30Plutarch

Shakespeare's decision to rename the characters resituates the play chronologically to make the oracle of Apollo at Delphos relevant (see Snyder 80-1). From Plutarch's Lives of the Noble Grecians and Romans, Shakespeare drew upon names to highlight the classical dimension and minimize the pastoral elements. The city of Leontinum in Plutarch's Lives of Cleomenes may have provided Shakespeare with Leontes's name, though a more attractive analogue is Cymbeline's Posthumuous Leonatus, who, like Leontes, accuses his wife of infidelity, desires her death but is reunited with her following his own repentance. These ingredients may have influenced Shakespeare in naming Leontes. Hermione's name can perhaps be traced to a myriad of analogues: perhaps to the male protagonist in the 1581-2 The Rare Triumphs of Love and Fortune or to the Greek messenger god, Hermes (Mercury), an etymogical genealogy which aligns her with Autolycus, who is "littered under Mercury" and whom some productions double with Hermione.

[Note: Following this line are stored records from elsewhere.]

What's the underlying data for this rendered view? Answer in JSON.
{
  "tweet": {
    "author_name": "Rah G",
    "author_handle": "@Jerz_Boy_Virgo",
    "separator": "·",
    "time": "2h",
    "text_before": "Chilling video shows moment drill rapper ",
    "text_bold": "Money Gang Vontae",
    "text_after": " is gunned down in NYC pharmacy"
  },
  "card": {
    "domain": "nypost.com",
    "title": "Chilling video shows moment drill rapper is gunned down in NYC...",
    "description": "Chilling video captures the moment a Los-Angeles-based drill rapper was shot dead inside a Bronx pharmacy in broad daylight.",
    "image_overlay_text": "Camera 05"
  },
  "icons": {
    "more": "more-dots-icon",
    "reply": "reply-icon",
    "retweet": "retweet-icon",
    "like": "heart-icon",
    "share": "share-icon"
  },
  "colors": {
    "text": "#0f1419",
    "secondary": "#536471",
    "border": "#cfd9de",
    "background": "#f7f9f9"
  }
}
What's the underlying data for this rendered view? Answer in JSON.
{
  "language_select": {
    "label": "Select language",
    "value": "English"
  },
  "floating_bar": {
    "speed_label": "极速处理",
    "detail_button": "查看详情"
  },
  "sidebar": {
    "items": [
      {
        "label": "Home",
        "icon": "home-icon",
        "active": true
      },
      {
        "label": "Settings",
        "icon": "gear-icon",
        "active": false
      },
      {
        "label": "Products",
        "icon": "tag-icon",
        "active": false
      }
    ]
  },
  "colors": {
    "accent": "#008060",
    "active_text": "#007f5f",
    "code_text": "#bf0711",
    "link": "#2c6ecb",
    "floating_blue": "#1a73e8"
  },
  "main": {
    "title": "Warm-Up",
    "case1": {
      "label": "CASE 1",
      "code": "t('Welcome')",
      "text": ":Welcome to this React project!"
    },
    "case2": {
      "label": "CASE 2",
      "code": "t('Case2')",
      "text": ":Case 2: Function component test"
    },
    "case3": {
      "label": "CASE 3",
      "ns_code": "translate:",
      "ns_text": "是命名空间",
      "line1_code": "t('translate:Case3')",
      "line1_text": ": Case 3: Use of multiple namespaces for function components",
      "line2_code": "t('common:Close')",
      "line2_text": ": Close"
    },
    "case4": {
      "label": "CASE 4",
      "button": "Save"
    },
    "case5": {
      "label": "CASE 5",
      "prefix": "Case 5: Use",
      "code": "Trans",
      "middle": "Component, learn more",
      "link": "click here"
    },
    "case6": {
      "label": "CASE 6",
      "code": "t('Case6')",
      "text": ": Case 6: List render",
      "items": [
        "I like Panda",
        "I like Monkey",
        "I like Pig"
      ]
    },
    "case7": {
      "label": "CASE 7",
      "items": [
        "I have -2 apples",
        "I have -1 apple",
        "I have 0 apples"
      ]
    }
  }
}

31Other characters are renamed for symbolic effect: Perdita, "one who is lost"; Antigonus, who, like Sophocles's Antigone, attempts to remain true to kinship in the face of tyranny. Paulina is the feminine counterpart for her scriptural namesake, St. Paul, whose faithfulness is embodied in Paulina's allegience to Hermione in restoring her to Perdita and Leontes. Shakespeare may have drawn on Greek for Polixenes ("polyxenus," hospitable and much visited) and Latin for Camillo ("attendant"). Florizell's name is perhaps derived from the Spanish romance, Amadis de Grecia; it is Don Florisel who doffs his royal identity to woo a shepherdess, who similarly is of royal birth.